Gender Justice


In this episode of the ICTJ Forum series on truth commissions and peace mediation, Betty Murungi shares insight on Kenya’s process of truth-seeking, the role of women who testified before Sierra Leone’s truth commission, and the critical importance of innovating new approaches to meet the needs of women after conflict.


Leymah Gbowee addresses participants at the conference "Peace Through Law: The Development of an Ideal" in The Hague, Netherlands, August 2013, organized by the International Criminal Court Student Network. (HANNAH DUNPHY/ICTJ)

Leymah Gbowee is a human rights defender who was one of the leading voices in the women’s peace movement that contributed to the end of Liberia’s second civil war. In 2011, she—along with Ellen Johnson Sirleaf and Tawakkul Karman—was awarded the Nobel Peace Prize for their non-violent struggle for women's rights.

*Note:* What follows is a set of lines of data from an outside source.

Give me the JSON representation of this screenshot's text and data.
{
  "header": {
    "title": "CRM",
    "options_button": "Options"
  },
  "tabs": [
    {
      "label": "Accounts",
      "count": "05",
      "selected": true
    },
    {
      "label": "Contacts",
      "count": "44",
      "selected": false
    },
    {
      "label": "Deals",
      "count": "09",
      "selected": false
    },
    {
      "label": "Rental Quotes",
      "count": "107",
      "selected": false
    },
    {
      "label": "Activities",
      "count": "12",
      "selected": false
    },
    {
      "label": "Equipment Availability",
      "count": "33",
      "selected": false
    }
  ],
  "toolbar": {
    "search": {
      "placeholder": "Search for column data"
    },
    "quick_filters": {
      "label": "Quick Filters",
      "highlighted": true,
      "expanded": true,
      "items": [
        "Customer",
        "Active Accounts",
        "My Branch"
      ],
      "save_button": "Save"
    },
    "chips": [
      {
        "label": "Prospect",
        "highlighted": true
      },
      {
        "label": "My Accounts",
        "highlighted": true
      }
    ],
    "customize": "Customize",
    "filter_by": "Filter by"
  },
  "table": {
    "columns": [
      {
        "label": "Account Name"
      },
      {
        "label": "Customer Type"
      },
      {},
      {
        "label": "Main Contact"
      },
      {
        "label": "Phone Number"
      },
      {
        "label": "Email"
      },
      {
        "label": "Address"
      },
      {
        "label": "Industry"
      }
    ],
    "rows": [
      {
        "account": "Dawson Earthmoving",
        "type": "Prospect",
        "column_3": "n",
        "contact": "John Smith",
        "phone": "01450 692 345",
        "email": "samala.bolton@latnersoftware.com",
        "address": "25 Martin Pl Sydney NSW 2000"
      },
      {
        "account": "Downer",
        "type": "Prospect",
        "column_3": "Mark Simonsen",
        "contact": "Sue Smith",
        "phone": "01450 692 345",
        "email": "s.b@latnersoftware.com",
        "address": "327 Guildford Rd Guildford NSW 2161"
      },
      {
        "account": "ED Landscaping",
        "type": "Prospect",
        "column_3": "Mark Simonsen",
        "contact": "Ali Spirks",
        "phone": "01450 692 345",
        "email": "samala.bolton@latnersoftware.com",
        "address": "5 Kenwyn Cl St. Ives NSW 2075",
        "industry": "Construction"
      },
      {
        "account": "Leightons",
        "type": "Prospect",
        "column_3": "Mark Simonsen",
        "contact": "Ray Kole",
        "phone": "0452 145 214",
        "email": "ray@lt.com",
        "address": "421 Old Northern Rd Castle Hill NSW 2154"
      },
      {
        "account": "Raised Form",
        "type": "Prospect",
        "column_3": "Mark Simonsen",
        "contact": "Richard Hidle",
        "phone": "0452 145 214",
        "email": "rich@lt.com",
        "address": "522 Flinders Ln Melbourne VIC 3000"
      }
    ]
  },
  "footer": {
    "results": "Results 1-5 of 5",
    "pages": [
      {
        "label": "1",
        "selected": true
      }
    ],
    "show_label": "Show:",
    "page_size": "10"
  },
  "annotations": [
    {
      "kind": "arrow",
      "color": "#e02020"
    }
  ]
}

Photo: Ernestina Enriquez Fierro walks at the front of a group of marchers during an International Women's Day march organized by mothers of disappeared daughters from the border city of Ciudad Juarez in Mexico City, March 2013. Fierro's daughter, Adriana Sarmiento Enriquez, 15, disappeared on January 2008 and her body was found in Nov. 2009. Authorities returned the body to her mother in 2011. AP Photo/Dario Lopez-Mills.


Why pursue transitional justice in the aftermath of massive human rights violations? This video provides a window into the debate about the relevance of transitional justice in today’s world.


¿Por qué hay que aplicar medidas de justicia transicional después de violaciones de los derechos humanos masivas?

As we mark July 17, designated International Justice Day by the states parties of the International Criminal Court (ICC) just over two years ago, we should not limit our focus to the work of the court or criminal justice as such.